CLIVE, Iowa — I haven't felt exactly 100% waking up the past week or so, and even felt it at the Iowa State Fair. Asking around the Local 5 newsroom, there were plenty of people who have been feeling it too.
"Good Morning Iowa" Meteorologist Brandon Lawrence showed the pollen/allergy count during his forecast Tuesday morning, and I knew the suspect immediately.
"If you're allergic to ragweed, it's usually around state fair time, you're definitely feeling it right now," said Dr. Timothy McCoy, family practice physician with MercyOne South Des Moines Family Medicine.
The symptoms are pretty much identical to the tree and grass pollen we deal with during the spring and early summer.
Ragweed isn't likely to let up until the first freeze, which on average in Des Moines, isn't until mid-October.
"They're the itchy symptoms. Itchy eyes, the roof of my mouth even itches. It feels like there's something stuck back there," McCoy added.
Of course, the tried and true quick remedy is an antihistamine allergy pill to calm down those sinuses.
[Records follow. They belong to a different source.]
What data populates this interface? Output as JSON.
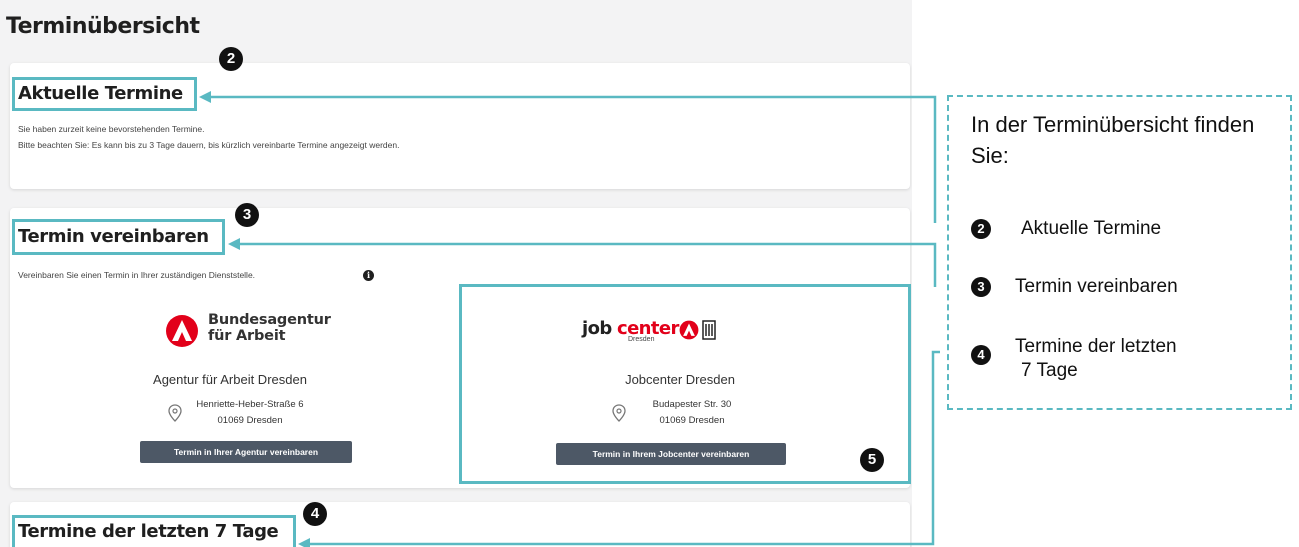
{
  "page": {
    "title": "Terminübersicht"
  },
  "current": {
    "title": "Aktuelle Termine",
    "marker": "2",
    "line1": "Sie haben zurzeit keine bevorstehenden Termine.",
    "line2": "Bitte beachten Sie: Es kann bis zu 3 Tage dauern, bis kürzlich vereinbarte Termine angezeigt werden."
  },
  "book": {
    "title": "Termin vereinbaren",
    "marker": "3",
    "subtitle": "Vereinbaren Sie einen Termin in Ihrer zuständigen Dienststelle.",
    "info_icon": "i",
    "agency": {
      "logo_text_1": "Bundesagentur",
      "logo_text_2": "für Arbeit",
      "name": "Agentur für Arbeit Dresden",
      "street": "Henriette-Heber-Straße 6",
      "city": "01069 Dresden",
      "button": "Termin in Ihrer Agentur vereinbaren"
    },
    "jobcenter": {
      "logo_word_1": "job",
      "logo_word_2": "center",
      "logo_city": "Dresden",
      "name": "Jobcenter Dresden",
      "street": "Budapester Str. 30",
      "city": "01069 Dresden",
      "button": "Termin in Ihrem Jobcenter vereinbaren",
      "marker": "5"
    }
  },
  "past": {
    "title": "Termine der letzten 7 Tage",
    "marker": "4"
  },
  "legend": {
    "title": "In der Terminübersicht finden Sie:",
    "items": [
      {
        "marker": "2",
        "label": "Aktuelle Termine"
      },
      {
        "marker": "3",
        "label": "Termin vereinbaren"
      },
      {
        "marker": "4",
        "label_1": "Termine der letzten",
        "label_2": "7 Tage"
      }
    ]
  },
  "colors": {
    "highlight": "#5ab9c2",
    "brand_red": "#e2001a",
    "button": "#4d5866",
    "jobcenter_dark": "#222222",
    "jobcenter_red": "#e2001a"
  },
  "icons": [
    "info-icon",
    "location-pin-icon",
    "ba-logo-icon",
    "dresden-crest-icon"
  ]
}
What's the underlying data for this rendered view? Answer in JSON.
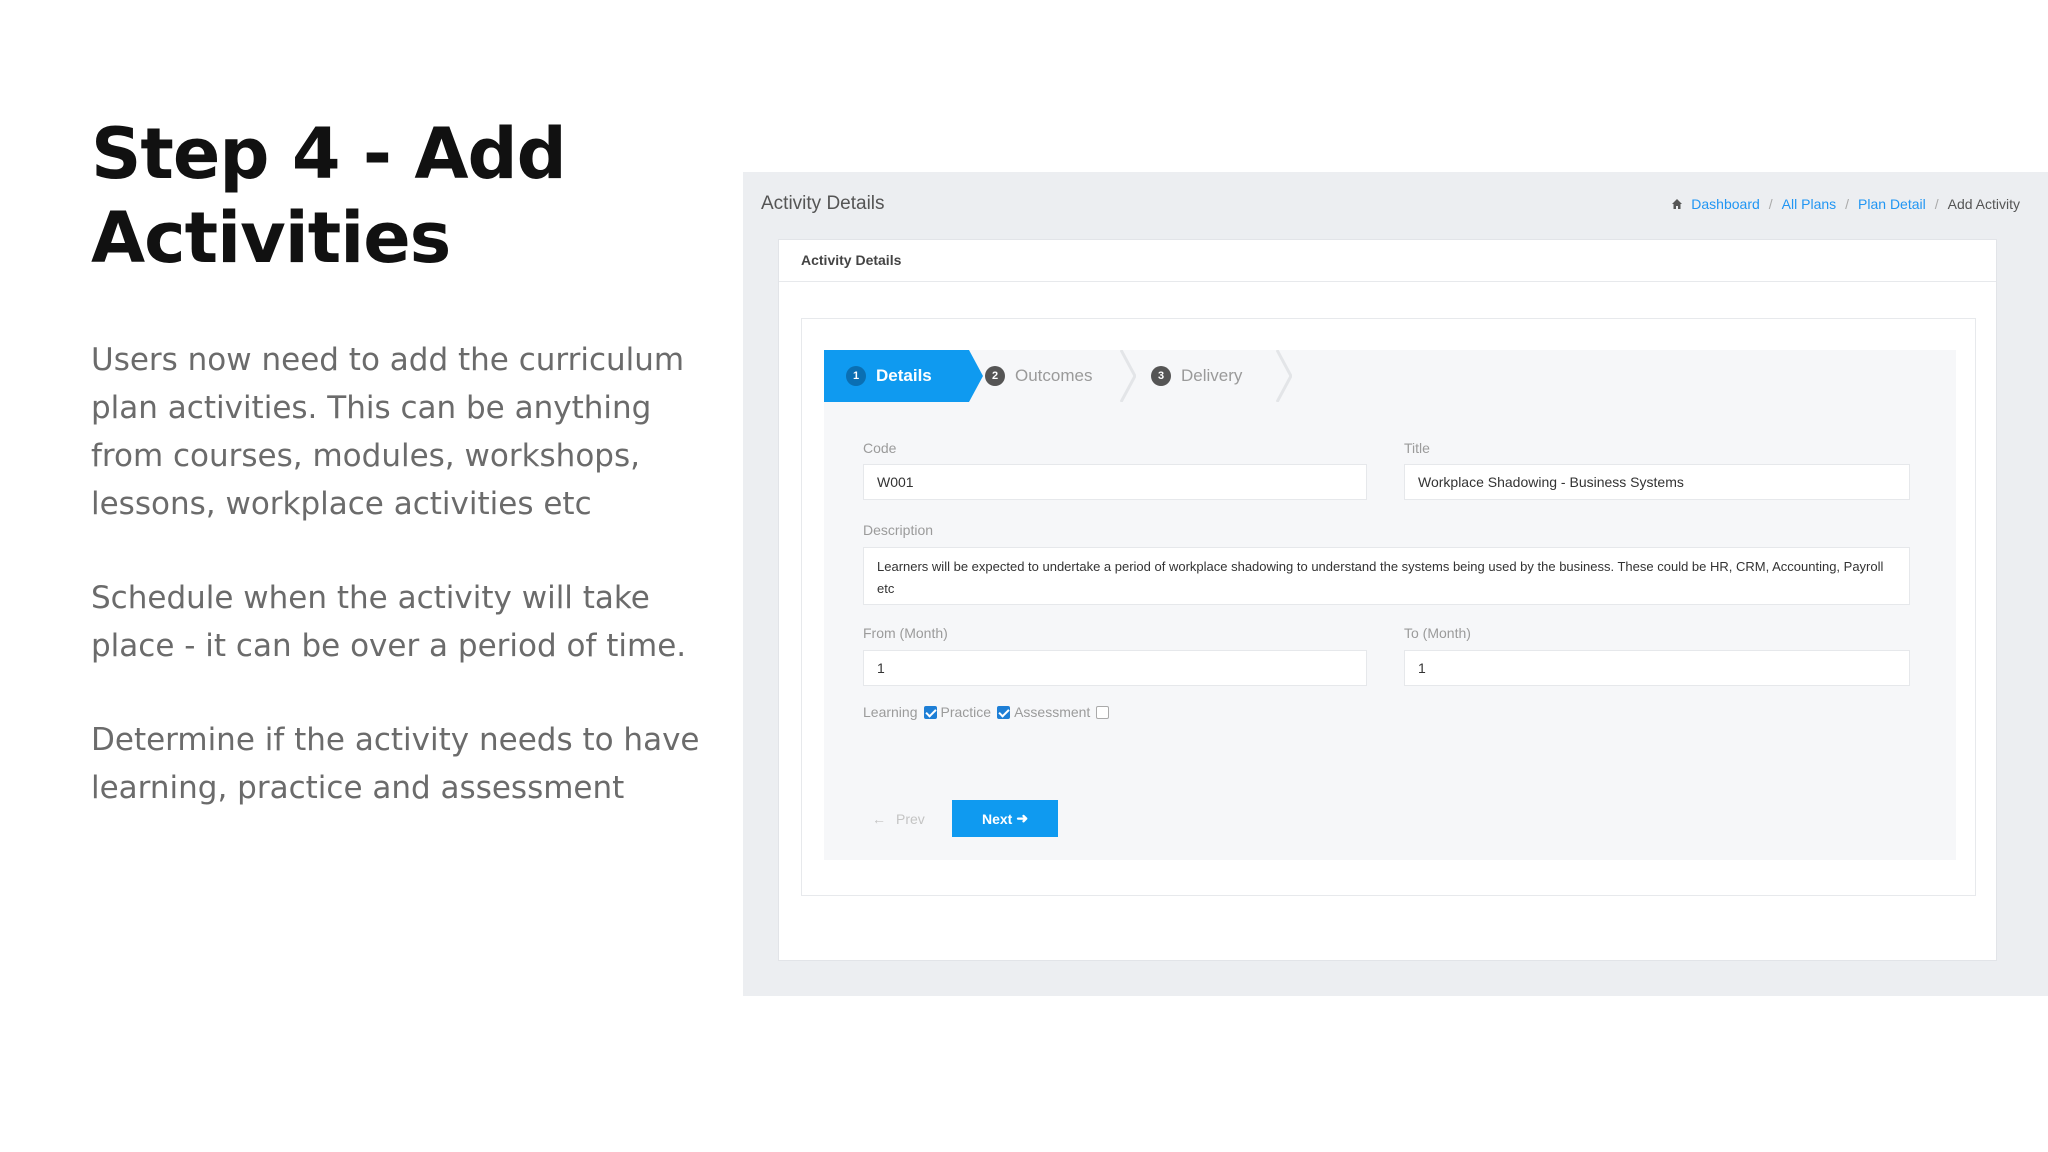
{
  "slide": {
    "title_line1": "Step 4 - Add",
    "title_line2": "Activities",
    "para1": "Users now need to add the curriculum plan activities. This can be anything from courses, modules, workshops, lessons, workplace activities etc",
    "para2": "Schedule when the activity will take place - it can be over a period of time.",
    "para3": "Determine if the activity needs to have learning, practice and assessment"
  },
  "app": {
    "page_title": "Activity Details",
    "breadcrumb": [
      "Dashboard",
      "All Plans",
      "Plan Detail",
      "Add Activity"
    ],
    "card_title": "Activity Details",
    "steps": [
      {
        "num": "1",
        "label": "Details",
        "active": true
      },
      {
        "num": "2",
        "label": "Outcomes",
        "active": false
      },
      {
        "num": "3",
        "label": "Delivery",
        "active": false
      }
    ],
    "form": {
      "code_label": "Code",
      "code_value": "W001",
      "title_label": "Title",
      "title_value": "Workplace Shadowing - Business Systems",
      "description_label": "Description",
      "description_value": "Learners will be expected to undertake a period of workplace shadowing to understand the systems being used by the business. These could be HR, CRM, Accounting, Payroll etc",
      "from_label": "From (Month)",
      "from_value": "1",
      "to_label": "To (Month)",
      "to_value": "1",
      "checkboxes": [
        {
          "label": "Learning",
          "checked": true
        },
        {
          "label": "Practice",
          "checked": true
        },
        {
          "label": "Assessment",
          "checked": false
        }
      ]
    },
    "buttons": {
      "prev_label": "Prev",
      "next_label": "Next"
    },
    "colors": {
      "accent": "#0f9af0",
      "link": "#2196f3"
    }
  }
}
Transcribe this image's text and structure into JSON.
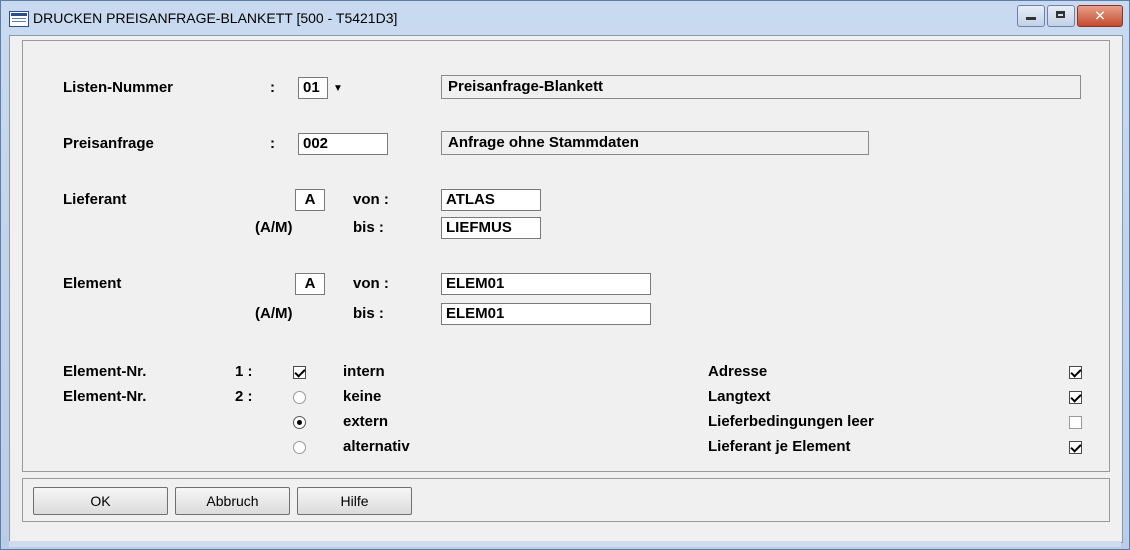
{
  "window": {
    "title": "DRUCKEN PREISANFRAGE-BLANKETT  [500 - T5421D3]"
  },
  "listen": {
    "label": "Listen-Nummer",
    "colon": ":",
    "value": "01",
    "description": "Preisanfrage-Blankett"
  },
  "preisanfrage": {
    "label": "Preisanfrage",
    "colon": ":",
    "value": "002",
    "description": "Anfrage ohne Stammdaten"
  },
  "lieferant": {
    "label": "Lieferant",
    "mode_hint": "(A/M)",
    "mode": "A",
    "von_label": "von :",
    "bis_label": "bis :",
    "von": "ATLAS",
    "bis": "LIEFMUS"
  },
  "element": {
    "label": "Element",
    "mode_hint": "(A/M)",
    "mode": "A",
    "von_label": "von :",
    "bis_label": "bis :",
    "von": "ELEM01",
    "bis": "ELEM01"
  },
  "elementnr1": {
    "label": "Element-Nr.",
    "number": "1 :",
    "option": "intern",
    "checked": true
  },
  "elementnr2": {
    "label": "Element-Nr.",
    "number": "2 :",
    "options": [
      {
        "label": "keine",
        "selected": false
      },
      {
        "label": "extern",
        "selected": true
      },
      {
        "label": "alternativ",
        "selected": false
      }
    ]
  },
  "right_options": [
    {
      "label": "Adresse",
      "checked": true
    },
    {
      "label": "Langtext",
      "checked": true
    },
    {
      "label": "Lieferbedingungen leer",
      "checked": false
    },
    {
      "label": "Lieferant je Element",
      "checked": true
    }
  ],
  "buttons": {
    "ok": "OK",
    "abbruch": "Abbruch",
    "hilfe": "Hilfe"
  },
  "icons": {
    "window": "form-window-icon",
    "minimize": "minimize-icon",
    "maximize": "maximize-icon",
    "close": "close-icon",
    "dropdown": "chevron-down-icon"
  }
}
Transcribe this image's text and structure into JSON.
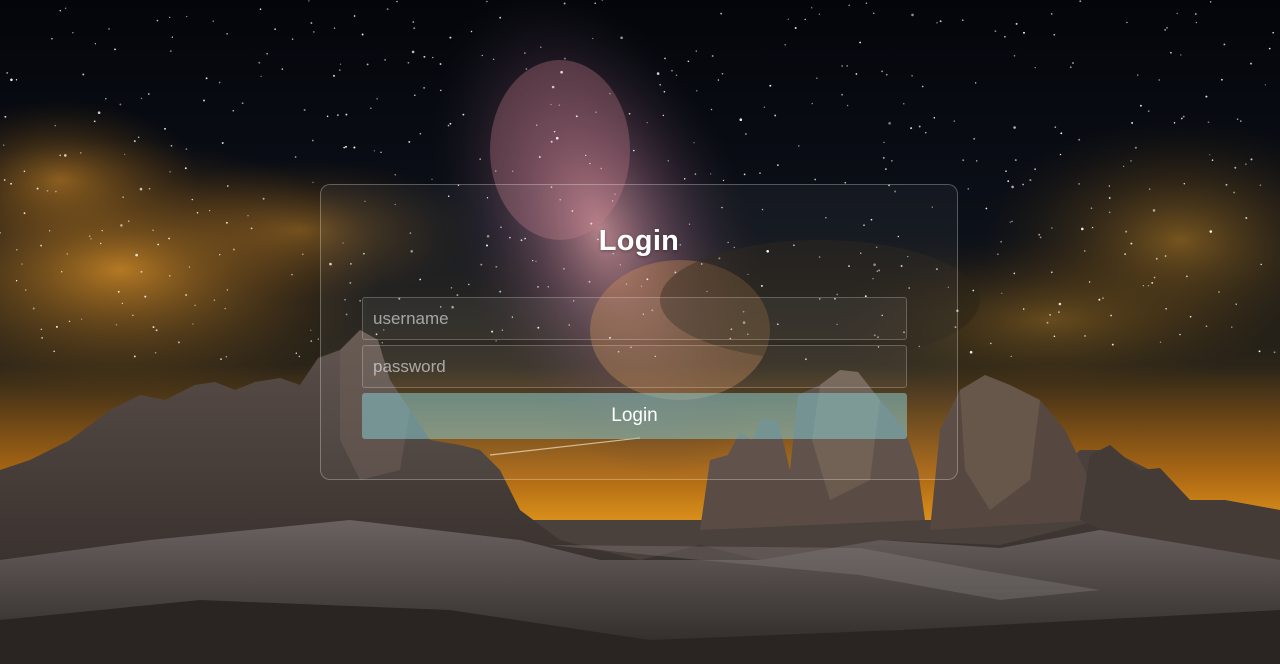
{
  "login": {
    "title": "Login",
    "username_placeholder": "username",
    "password_placeholder": "password",
    "button_label": "Login"
  },
  "background": {
    "subject": "night-sky-milky-way-over-mountains",
    "colors": {
      "sky_top": "#04060b",
      "sky_mid": "#151a24",
      "glow": "#f0a520",
      "mountain": "#3e3a38",
      "card_border": "#ffffff",
      "button": "#87c8cd"
    }
  }
}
But if that doesn't work, there's another, more aggressive way.
"The sinus rinse that washes them out does have some benefits, but many people don't like cramming stuff up their nose," McCoy said.
Abigail Chihak with the Dallas County Health Department says you should be able to tell the difference between allergies and sickness (whether that be a cold, COVID, or flu) pretty easily.
"With a virus, you might get more body aches, more fatigue, and you might get a fever or chills that you're not normally going to see with allergies," Chihak said.
Chihak also thinks a changing climate could be having an impact on the length and intensity of allergy season.
"We're likely to see more of these [types of allergy] seasons; maybe longer in the summer, because of that change," Chihak said.